The two inhaled long-acting β2-adrenoceptor agonists, salmeterol and formoterol, have been studied extensively since their introduction in the early 1990s. In this review we consider the evidence for their efficacy and safety in adults with asthma and chronic obstructive pulmonary disease (COPD), by reviewing long-term prospective studies in which these drugs have been compared with placebo or an alternative bronchodilator. We have also assessed safety, including data from postmarketing surveillance studies and case-control studies using large databases.

In patients with asthma, salmeterol and formoterol increase lung function, reduce asthmatic symptoms and improve quality of life when compared with placebo.

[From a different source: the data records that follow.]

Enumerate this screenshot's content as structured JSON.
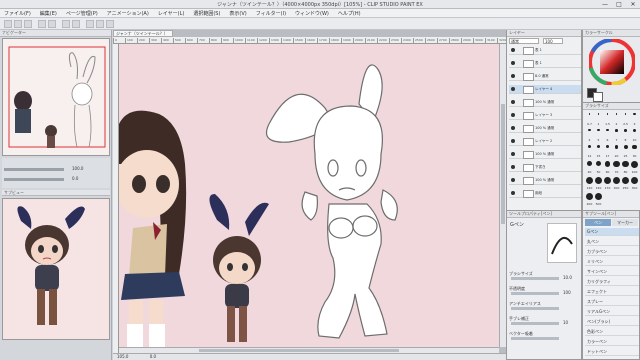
{
  "window": {
    "title": "ジャンナ（ツインテール？）（4000×4000px 350dpi）[105%] - CLIP STUDIO PAINT EX",
    "controls": [
      "—",
      "□",
      "✕"
    ]
  },
  "menu": [
    "ファイル(F)",
    "編集(E)",
    "ページ管理(P)",
    "アニメーション(A)",
    "レイヤー(L)",
    "選択範囲(S)",
    "表示(V)",
    "フィルター(I)",
    "ウィンドウ(W)",
    "ヘルプ(H)"
  ],
  "left_panel": {
    "navigator_title": "ナビゲーター",
    "subview_title": "サブビュー",
    "zoom_value": "100.0",
    "angle_value": "0.0"
  },
  "canvas": {
    "tab_label": "ジャンナ（ツインテール？）",
    "ruler_ticks": [
      "0",
      "100",
      "200",
      "300",
      "400",
      "500",
      "600",
      "700",
      "800",
      "900",
      "1000",
      "1100",
      "1200",
      "1300",
      "1400",
      "1500",
      "1600",
      "1700",
      "1800",
      "1900",
      "2000",
      "2100",
      "2200",
      "2300",
      "2400",
      "2500",
      "2600",
      "2700",
      "2800",
      "2900",
      "3000",
      "3100",
      "3200"
    ],
    "status_zoom": "105.0",
    "status_angle": "0.0"
  },
  "layer_panel": {
    "title": "レイヤー",
    "blend_mode": "通常",
    "opacity": "100",
    "layers": [
      {
        "name": "表 1"
      },
      {
        "name": "表 1"
      },
      {
        "name": "8.0 通常"
      },
      {
        "name": "レイヤー 4"
      },
      {
        "name": "100 % 通常"
      },
      {
        "name": "レイヤー 3"
      },
      {
        "name": "100 % 通常"
      },
      {
        "name": "レイヤー 2"
      },
      {
        "name": "100 % 通常"
      },
      {
        "name": "下書き"
      },
      {
        "name": "100 % 通常"
      },
      {
        "name": "用紙"
      }
    ]
  },
  "color_panel": {
    "title": "カラーサークル",
    "hue_hex": "#d22828"
  },
  "brush_panel": {
    "title": "ブラシサイズ",
    "sizes": [
      "0.7",
      "1",
      "1.5",
      "2",
      "2.5",
      "3",
      "4",
      "5",
      "6",
      "7",
      "8",
      "10",
      "12",
      "15",
      "17",
      "20",
      "25",
      "30",
      "40",
      "50",
      "60",
      "70",
      "80",
      "100",
      "120",
      "150",
      "170",
      "200",
      "250",
      "300",
      "400",
      "500"
    ]
  },
  "tool_property": {
    "title": "ツールプロパティ[ペン]",
    "tool_name": "Gペン",
    "rows": [
      {
        "label": "ブラシサイズ",
        "value": "10.0"
      },
      {
        "label": "不透明度",
        "value": "100"
      },
      {
        "label": "アンチエイリアス",
        "value": ""
      },
      {
        "label": "手ブレ補正",
        "value": "10"
      },
      {
        "label": "ベクター吸着",
        "value": ""
      }
    ]
  },
  "sub_tool": {
    "title": "サブツール[ペン]",
    "tabs": [
      "ペン",
      "マーカー"
    ],
    "items": [
      "Gペン",
      "丸ペン",
      "カブラペン",
      "ミリペン",
      "サインペン",
      "カリグラフィ",
      "エフェクト",
      "スプレー",
      "リアルGペン",
      "ペン(ブラシ)",
      "色彩ペン",
      "カラーペン",
      "ドットペン"
    ]
  }
}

Both drugs protect against exercise-induced asthma, although some tolerance develops with regular use. Tolerance to the bronchodilator effects of formoterol has also been seen, although this is small and most of the beneficial effects are maintained long-term. Both drugs have been shown to reduce asthma exacerbations but only in studies in which most patients were taking an inhaled corticosteroid. Adding a long-acting β2-agonist provided better control than increasing the dose of inhaled corticosteroid in several studies. Long-acting β2-agonists also provide better asthma control than use of regular short-acting β2-agonists and theophylline. Their relative efficacy compared with leukotriene antagonists is uncertain as yet. Formoterol appears to be at least as safe and effective as a short-acting β2-agonist when used on an ‘as required’ basis.

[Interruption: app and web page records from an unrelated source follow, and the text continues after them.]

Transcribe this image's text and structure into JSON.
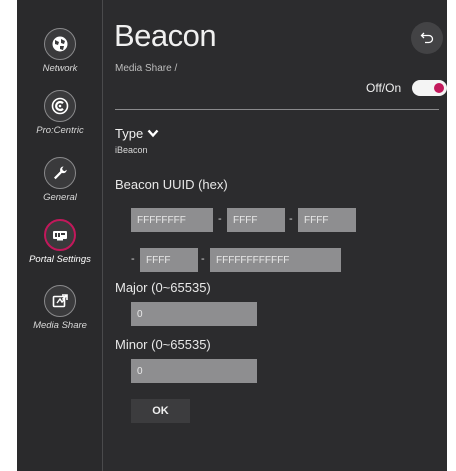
{
  "sidebar": {
    "items": [
      {
        "label": "Network",
        "icon": "globe-icon",
        "active": false
      },
      {
        "label": "Pro:Centric",
        "icon": "procentric-icon",
        "active": false
      },
      {
        "label": "General",
        "icon": "wrench-icon",
        "active": false
      },
      {
        "label": "Portal Settings",
        "icon": "portal-settings-icon",
        "active": true
      },
      {
        "label": "Media Share",
        "icon": "media-share-icon",
        "active": false
      }
    ]
  },
  "header": {
    "title": "Beacon",
    "breadcrumb": "Media Share /",
    "back_icon": "back-icon"
  },
  "power": {
    "label": "Off/On",
    "state": "on"
  },
  "type": {
    "label": "Type",
    "value": "iBeacon"
  },
  "uuid": {
    "label": "Beacon UUID (hex)",
    "segments": [
      "FFFFFFFF",
      "FFFF",
      "FFFF",
      "FFFF",
      "FFFFFFFFFFFF"
    ],
    "separator": "-"
  },
  "major": {
    "label": "Major (0~65535)",
    "value": "0"
  },
  "minor": {
    "label": "Minor (0~65535)",
    "value": "0"
  },
  "actions": {
    "ok_label": "OK"
  },
  "colors": {
    "background": "#2c2c2e",
    "accent": "#c2185b",
    "input": "#8e8e90"
  }
}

In patients with COPD, both salmeterol and formoterol offer improved lung function and reduced COPD symptoms compared with placebo, and quality of life has been improved in some studies. Some tolerance to the bronchodilating effect of salmeterol was seen in one study. Most studies have not found a significant reduction in exacerbations in COPD. Both drugs have provided greater benefit than ipratropium bromide or theophylline; there are limited data on tiotropium bromide.

The long-acting β2-agonists cause predictable adverse effects including headache, tremor, palpitations, muscle cramps and a fall in serum potassium concentration. Salmeterol can also cause paradoxical bronchospasm. There is some evidence that serious adverse events including dysrhythmias and life-threatening asthma episodes can occur; however, the incidence of such events is very low but may be increased in patients not taking an inhaled corticosteroid.

Salmeterol 50μg twice daily and formoterol 12μg twice daily are effective and safe in treating patients with asthma and COPD. Higher doses cause more adverse effects, although serious adverse events are rare.